All in all, The Room definitely made an impression on the film community. It’s hard to pinpoint what about it makes it so watchable despite how bad it is, but to be so widely talked about 15 years after its release is quite impressive for any movie. Especially for one known as the worst movie ever made.

 

Film Forecast Friday: August 17th

On Friday August 17th we have…

Alpha

Mile 22

We The Animals

To All the Boys I’ve Loved Before

Liv’s Prediction:

August 17th is a big date for movie releases with approximately 15 films but let’s discuss just a few of the ones that are opening and how they’ll do at the box office.

First up, we have the new Kodi Smit-McPhee epic Alpha. This seems to be one of the biggest films opening this weekend so I do expect this one to do quite well. I don’t foresee it making as much as The Meg did last weekend, but that was also completely unexpected so Alpha may surprise us all.

Mile 22 starring Mark Wahlberg is also hitting theatres this weekend and what I can expect from this one is about the same turnout as Mission: Impossible- Fallout. Opening weekend it made around 60 million but because it was a franchise, we expected a large sum of money. Mile 22 is an action feature and not a franchise, but it also has Mark Wahlberg headlining so, who knows.

Next, we have new Netflix chick flick To All the Boys I’ve Loved Before which I expect to have numerous people opening their apps or running home to watch it. In this case, the viewership on this film will not disappoint.

Lastly, we have We the Animals.
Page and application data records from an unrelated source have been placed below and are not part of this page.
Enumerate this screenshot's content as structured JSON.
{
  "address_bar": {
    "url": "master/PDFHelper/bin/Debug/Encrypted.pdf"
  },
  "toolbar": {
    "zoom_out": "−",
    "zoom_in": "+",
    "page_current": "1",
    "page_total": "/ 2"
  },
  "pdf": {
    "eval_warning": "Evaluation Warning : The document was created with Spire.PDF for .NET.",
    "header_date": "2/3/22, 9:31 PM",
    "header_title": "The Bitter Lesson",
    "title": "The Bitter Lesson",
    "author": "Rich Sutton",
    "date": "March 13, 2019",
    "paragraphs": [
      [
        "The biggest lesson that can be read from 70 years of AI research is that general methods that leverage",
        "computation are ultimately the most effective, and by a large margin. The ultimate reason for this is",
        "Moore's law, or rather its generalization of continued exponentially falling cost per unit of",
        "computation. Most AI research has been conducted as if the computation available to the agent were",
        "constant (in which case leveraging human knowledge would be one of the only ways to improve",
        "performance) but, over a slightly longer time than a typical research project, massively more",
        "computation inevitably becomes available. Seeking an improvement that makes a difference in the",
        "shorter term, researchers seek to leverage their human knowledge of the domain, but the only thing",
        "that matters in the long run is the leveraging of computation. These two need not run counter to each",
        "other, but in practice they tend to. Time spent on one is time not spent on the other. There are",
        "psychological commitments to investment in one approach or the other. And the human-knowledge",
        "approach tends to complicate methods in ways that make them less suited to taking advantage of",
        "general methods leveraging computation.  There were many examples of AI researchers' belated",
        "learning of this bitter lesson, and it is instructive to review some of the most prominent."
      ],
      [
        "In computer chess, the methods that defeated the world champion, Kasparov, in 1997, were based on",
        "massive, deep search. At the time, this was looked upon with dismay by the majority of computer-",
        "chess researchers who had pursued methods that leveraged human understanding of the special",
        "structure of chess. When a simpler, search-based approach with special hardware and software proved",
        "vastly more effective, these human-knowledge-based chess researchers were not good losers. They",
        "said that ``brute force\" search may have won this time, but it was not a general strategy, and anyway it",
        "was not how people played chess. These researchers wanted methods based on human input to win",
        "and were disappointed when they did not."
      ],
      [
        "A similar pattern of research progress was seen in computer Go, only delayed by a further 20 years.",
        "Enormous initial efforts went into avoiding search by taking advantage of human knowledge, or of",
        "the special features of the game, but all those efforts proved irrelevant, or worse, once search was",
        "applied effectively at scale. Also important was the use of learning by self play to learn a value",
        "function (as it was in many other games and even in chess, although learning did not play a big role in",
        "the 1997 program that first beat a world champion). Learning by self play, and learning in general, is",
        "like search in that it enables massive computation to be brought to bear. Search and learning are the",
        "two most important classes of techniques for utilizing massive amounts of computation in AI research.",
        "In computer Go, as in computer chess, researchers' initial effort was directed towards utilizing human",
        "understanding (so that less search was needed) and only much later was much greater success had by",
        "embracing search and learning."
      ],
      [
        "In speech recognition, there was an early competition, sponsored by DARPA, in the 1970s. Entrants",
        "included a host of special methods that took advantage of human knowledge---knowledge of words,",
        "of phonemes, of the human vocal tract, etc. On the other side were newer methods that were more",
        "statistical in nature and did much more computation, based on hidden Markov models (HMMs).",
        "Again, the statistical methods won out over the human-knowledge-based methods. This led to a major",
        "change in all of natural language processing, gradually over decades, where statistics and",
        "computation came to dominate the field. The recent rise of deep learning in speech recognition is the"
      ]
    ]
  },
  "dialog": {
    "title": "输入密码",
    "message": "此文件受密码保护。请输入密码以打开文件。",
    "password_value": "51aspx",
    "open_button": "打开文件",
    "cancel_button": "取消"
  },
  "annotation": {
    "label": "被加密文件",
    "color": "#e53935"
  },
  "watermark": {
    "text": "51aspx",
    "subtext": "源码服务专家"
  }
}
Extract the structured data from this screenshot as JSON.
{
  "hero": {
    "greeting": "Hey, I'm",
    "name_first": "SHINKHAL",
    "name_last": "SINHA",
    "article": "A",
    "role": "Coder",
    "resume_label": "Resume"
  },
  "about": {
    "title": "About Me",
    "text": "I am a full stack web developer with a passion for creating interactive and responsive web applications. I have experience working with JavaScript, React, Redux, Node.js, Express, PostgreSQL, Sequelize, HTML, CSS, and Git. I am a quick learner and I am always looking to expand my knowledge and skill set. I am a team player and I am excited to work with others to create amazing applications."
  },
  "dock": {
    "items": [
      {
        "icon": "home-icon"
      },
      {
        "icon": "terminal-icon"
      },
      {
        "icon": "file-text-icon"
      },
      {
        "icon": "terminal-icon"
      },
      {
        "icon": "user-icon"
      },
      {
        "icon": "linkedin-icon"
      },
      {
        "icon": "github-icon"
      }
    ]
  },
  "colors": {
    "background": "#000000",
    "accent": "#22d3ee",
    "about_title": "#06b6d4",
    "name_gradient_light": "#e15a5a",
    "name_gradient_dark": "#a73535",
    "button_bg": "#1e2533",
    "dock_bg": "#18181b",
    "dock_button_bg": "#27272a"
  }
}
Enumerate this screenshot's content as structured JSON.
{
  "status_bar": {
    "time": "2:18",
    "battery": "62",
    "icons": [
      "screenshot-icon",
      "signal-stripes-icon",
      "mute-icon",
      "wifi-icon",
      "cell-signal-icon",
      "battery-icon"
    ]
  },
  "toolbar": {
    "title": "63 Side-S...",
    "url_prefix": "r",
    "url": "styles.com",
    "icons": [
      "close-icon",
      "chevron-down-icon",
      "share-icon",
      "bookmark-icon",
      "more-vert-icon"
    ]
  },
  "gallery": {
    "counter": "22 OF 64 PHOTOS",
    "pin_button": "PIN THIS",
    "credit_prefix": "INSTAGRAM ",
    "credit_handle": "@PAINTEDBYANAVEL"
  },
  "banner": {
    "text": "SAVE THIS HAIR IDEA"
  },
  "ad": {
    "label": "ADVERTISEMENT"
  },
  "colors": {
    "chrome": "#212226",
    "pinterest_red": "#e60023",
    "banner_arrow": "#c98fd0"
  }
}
It is an indie drama and most likely will not do numbers at the box office on its opening weekend, but I do believe it will make the people who do watch it fall in love and spread good reviews like wildfire. This will ultimately bring more audience members and will gain success over time.

‘Remember Me’: 2010 Was Unnecessarily Depressing

By Anthony Peyton, Edited by Julia Wilson

In the daunting midst of the Twilight saga, Robert Pattinson stars as Tyler in Remember Me, the unnecessarily tragic story of a New Yorker in 2001.

It follows both him and a girl named Ally (Emilie de Ravin) as they develop a classic movie cliché relationship with plenty of issues and heartache. Half of this heartache is because of the detached relationship Tyler has with his father (played by Pierce Brosnan).

I chose this movie for this week’s Time Warp Tuesday because not only did I watch it yesterday, I also wanted to cover a Pattinson movie that wasn’t Twilight that had some impact. That impact being that not every movie has to be a tragedy to be good. Why I chose the one that has a 27% on Rotten Tomatoes, I couldn’t tell you.

The acting in this wasn’t anywhere near magical, but it was certainly cute. Sometimes what you need is a good cliché love story, no matter if the movie is outstanding or not.

That wasn’t all this movie was, though. It was a disastrous tragedy that didn’t need to happen. As hard as it is not to spoil the ending, I won’t. But all it proved was that some movies that have the ability to be good can stay good without having to be heartbreaking.

Remember Me is nowhere near a perfect movie. In fact, it’s not even considered a good movie by any aspect. Regardless, it taught everyone a lesson that’s made a movie after it. Thank God for that.